**REQUIRED ACTION**
In the records, find every line with the word "connector" and copy it out.

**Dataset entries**
--*--
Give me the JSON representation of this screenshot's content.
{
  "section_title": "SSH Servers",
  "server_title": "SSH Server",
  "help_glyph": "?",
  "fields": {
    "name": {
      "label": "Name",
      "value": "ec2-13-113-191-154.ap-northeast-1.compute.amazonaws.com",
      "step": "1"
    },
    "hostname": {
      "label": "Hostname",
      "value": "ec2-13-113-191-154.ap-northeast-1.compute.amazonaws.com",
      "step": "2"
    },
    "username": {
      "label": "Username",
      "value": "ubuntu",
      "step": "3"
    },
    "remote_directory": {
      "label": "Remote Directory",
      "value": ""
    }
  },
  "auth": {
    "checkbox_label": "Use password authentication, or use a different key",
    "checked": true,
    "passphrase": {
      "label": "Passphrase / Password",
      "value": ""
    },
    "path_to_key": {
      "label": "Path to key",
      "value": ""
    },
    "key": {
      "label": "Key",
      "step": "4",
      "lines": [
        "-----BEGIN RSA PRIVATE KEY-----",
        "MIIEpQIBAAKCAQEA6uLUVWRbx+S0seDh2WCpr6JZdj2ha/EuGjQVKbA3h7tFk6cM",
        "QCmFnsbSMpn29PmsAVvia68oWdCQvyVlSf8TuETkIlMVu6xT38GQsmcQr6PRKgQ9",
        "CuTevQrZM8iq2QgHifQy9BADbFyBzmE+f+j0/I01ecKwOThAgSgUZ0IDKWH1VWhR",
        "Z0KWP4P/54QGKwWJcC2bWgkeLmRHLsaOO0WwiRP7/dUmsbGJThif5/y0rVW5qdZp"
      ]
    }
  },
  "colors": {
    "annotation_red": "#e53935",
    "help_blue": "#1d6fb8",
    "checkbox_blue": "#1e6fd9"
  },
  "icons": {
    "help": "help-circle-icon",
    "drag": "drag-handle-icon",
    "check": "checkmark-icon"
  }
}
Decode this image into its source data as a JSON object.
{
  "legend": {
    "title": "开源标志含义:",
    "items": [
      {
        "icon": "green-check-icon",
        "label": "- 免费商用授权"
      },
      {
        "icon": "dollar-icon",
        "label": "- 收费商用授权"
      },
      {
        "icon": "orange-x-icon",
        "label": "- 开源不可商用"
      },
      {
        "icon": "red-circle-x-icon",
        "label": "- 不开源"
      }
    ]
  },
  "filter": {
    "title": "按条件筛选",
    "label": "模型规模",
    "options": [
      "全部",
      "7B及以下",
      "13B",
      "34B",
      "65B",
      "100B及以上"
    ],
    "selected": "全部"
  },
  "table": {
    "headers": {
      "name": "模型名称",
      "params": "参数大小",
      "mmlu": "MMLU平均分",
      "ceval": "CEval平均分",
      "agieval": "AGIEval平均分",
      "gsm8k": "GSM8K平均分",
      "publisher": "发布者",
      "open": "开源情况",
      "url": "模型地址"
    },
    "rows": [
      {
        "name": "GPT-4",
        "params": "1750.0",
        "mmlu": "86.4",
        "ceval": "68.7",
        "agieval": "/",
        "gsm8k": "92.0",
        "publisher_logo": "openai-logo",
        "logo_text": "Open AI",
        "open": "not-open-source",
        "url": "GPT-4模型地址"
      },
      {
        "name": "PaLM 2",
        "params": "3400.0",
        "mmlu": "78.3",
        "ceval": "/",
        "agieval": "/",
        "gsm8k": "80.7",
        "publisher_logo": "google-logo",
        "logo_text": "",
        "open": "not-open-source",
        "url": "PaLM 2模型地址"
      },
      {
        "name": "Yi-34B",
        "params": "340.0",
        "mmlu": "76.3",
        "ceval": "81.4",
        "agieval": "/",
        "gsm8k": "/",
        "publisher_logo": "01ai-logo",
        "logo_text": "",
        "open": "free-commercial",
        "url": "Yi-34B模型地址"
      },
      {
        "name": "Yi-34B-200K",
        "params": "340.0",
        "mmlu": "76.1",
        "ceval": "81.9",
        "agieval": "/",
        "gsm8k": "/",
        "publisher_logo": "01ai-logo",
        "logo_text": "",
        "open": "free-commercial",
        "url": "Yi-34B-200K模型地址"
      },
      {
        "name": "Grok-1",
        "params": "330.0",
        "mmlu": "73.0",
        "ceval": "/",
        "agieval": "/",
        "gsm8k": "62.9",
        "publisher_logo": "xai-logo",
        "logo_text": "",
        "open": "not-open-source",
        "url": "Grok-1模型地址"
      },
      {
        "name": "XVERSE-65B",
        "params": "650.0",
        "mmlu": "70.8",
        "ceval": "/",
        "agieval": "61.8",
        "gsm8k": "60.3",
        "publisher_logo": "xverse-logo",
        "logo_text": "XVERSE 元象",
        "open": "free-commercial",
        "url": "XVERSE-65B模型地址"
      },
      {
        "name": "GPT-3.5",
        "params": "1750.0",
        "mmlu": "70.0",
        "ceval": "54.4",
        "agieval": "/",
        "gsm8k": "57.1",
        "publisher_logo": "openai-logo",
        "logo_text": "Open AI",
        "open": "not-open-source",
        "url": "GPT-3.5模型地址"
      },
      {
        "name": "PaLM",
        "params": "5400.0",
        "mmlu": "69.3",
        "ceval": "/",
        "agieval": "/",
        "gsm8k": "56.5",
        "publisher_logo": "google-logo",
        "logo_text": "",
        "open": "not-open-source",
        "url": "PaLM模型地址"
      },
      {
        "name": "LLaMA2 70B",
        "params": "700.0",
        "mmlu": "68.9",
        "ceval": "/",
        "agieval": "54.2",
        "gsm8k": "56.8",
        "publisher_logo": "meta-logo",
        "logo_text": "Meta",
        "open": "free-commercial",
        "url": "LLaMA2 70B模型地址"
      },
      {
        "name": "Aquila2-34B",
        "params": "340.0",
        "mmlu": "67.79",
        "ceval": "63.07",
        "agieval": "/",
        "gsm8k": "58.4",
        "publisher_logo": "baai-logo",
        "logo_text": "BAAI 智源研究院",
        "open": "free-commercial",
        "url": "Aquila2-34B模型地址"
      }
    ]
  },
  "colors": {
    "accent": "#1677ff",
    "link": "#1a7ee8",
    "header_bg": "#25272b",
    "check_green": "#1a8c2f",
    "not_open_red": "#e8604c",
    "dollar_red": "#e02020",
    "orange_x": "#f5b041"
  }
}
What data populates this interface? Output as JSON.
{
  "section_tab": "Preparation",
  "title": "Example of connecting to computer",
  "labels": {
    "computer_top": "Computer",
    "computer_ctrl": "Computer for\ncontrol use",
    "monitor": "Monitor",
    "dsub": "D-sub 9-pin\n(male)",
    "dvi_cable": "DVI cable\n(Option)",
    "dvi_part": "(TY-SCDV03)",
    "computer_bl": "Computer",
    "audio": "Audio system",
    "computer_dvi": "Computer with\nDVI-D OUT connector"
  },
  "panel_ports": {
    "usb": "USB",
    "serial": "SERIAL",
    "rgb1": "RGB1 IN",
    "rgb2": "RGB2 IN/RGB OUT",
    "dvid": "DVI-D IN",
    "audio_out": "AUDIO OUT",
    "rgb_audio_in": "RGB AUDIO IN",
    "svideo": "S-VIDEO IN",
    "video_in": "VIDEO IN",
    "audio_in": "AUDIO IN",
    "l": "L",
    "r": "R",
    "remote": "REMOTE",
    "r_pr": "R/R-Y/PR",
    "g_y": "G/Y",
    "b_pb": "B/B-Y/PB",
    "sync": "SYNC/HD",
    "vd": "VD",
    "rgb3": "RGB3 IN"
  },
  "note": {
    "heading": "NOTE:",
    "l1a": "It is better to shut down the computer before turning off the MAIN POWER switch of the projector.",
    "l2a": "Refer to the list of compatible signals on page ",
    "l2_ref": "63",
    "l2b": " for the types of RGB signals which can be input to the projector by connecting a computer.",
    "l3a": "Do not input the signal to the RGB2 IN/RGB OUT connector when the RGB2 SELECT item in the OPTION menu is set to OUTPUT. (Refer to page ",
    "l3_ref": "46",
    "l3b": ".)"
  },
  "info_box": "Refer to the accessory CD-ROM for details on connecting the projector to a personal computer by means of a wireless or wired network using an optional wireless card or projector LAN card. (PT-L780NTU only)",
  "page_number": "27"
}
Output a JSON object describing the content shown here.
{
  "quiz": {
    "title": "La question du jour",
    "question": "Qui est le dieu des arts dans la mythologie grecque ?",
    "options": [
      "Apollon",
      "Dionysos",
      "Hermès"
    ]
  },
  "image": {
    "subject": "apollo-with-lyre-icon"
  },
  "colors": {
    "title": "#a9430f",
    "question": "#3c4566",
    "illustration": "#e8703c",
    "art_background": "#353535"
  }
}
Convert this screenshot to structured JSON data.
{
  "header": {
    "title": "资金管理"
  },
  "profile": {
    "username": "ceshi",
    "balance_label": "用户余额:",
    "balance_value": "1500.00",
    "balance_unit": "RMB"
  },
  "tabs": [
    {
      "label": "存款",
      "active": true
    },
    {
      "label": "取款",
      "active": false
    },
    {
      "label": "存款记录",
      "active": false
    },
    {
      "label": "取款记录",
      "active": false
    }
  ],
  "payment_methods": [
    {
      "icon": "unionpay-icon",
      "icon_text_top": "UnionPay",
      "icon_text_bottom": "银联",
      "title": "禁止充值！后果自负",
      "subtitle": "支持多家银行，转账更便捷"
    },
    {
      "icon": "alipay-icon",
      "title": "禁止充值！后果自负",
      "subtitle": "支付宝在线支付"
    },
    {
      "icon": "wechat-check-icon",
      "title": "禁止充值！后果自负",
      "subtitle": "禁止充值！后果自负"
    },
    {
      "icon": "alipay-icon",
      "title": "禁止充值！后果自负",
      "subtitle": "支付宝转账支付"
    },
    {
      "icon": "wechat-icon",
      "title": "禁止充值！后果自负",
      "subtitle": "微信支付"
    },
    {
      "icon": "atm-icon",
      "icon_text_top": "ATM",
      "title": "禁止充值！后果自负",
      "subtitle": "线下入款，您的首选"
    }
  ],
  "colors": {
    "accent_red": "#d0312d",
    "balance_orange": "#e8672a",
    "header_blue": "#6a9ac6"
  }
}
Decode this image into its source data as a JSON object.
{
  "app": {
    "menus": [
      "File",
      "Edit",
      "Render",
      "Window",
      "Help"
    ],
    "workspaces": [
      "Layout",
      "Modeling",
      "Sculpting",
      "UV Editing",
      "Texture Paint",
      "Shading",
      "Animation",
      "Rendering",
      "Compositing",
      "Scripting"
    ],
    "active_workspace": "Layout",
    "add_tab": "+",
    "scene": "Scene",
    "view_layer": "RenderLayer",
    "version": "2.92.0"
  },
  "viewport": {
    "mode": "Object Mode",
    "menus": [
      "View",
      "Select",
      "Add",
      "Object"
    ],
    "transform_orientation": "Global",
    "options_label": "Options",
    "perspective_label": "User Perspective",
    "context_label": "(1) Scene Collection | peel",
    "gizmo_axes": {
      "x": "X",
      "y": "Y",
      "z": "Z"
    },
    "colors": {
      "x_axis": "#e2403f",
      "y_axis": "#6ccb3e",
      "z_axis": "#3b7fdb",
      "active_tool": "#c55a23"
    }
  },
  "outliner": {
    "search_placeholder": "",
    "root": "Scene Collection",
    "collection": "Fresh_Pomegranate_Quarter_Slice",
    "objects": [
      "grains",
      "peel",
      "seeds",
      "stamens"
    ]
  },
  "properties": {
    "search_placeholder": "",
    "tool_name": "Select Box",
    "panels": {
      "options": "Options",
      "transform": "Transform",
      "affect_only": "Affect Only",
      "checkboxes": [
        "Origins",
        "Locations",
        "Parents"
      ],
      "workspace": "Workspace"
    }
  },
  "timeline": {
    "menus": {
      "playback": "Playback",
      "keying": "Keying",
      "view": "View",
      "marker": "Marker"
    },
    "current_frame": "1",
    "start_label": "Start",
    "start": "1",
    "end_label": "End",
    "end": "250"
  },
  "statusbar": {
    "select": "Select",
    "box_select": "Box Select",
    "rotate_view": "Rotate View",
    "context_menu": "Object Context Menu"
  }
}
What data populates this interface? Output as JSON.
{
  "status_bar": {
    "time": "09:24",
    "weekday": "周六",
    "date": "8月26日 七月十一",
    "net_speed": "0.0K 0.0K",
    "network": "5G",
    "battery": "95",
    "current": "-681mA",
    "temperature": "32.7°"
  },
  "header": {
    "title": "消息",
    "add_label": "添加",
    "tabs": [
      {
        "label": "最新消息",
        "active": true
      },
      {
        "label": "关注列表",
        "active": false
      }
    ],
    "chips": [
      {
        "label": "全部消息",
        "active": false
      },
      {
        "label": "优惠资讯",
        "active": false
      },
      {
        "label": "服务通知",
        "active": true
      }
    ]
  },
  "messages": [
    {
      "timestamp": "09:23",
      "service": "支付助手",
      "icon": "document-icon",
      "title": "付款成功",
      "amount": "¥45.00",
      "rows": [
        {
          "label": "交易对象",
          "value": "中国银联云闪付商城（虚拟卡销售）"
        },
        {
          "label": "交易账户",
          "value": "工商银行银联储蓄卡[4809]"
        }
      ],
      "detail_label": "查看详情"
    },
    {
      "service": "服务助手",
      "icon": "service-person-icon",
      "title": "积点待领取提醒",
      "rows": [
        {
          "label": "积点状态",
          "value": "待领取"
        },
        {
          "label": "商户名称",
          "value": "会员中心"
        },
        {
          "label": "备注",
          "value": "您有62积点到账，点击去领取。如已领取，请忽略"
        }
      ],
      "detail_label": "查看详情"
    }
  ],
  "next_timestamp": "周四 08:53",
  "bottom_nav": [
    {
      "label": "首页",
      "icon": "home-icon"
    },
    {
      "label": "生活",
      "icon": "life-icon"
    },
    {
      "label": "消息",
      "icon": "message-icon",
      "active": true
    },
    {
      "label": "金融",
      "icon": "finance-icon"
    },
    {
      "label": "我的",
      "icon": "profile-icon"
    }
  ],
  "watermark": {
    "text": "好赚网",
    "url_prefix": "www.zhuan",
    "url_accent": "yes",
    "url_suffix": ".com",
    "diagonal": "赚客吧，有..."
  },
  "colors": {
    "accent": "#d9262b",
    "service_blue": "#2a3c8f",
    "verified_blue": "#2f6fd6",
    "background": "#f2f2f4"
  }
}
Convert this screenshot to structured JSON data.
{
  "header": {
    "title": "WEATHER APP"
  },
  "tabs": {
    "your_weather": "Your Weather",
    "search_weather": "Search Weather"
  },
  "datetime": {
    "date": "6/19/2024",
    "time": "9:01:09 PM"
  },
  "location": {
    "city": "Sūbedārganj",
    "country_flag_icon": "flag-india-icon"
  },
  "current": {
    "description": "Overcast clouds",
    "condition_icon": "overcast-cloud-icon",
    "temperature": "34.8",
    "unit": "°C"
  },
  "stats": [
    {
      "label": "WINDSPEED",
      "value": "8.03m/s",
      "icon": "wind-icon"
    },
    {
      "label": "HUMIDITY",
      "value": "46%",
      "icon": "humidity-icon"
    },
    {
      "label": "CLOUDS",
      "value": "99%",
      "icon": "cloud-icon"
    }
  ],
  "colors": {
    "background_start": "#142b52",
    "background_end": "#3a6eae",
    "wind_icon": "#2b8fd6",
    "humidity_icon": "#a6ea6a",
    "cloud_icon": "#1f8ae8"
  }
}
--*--
**YOUR RESPONSE**
    "computer_dvi": "Computer with\nDVI-D OUT connector"
    "l3a": "Do not input the signal to the RGB2 IN/RGB OUT connector when the RGB2 SELECT item in the OPTION menu is set to OUTPUT. (Refer to page ",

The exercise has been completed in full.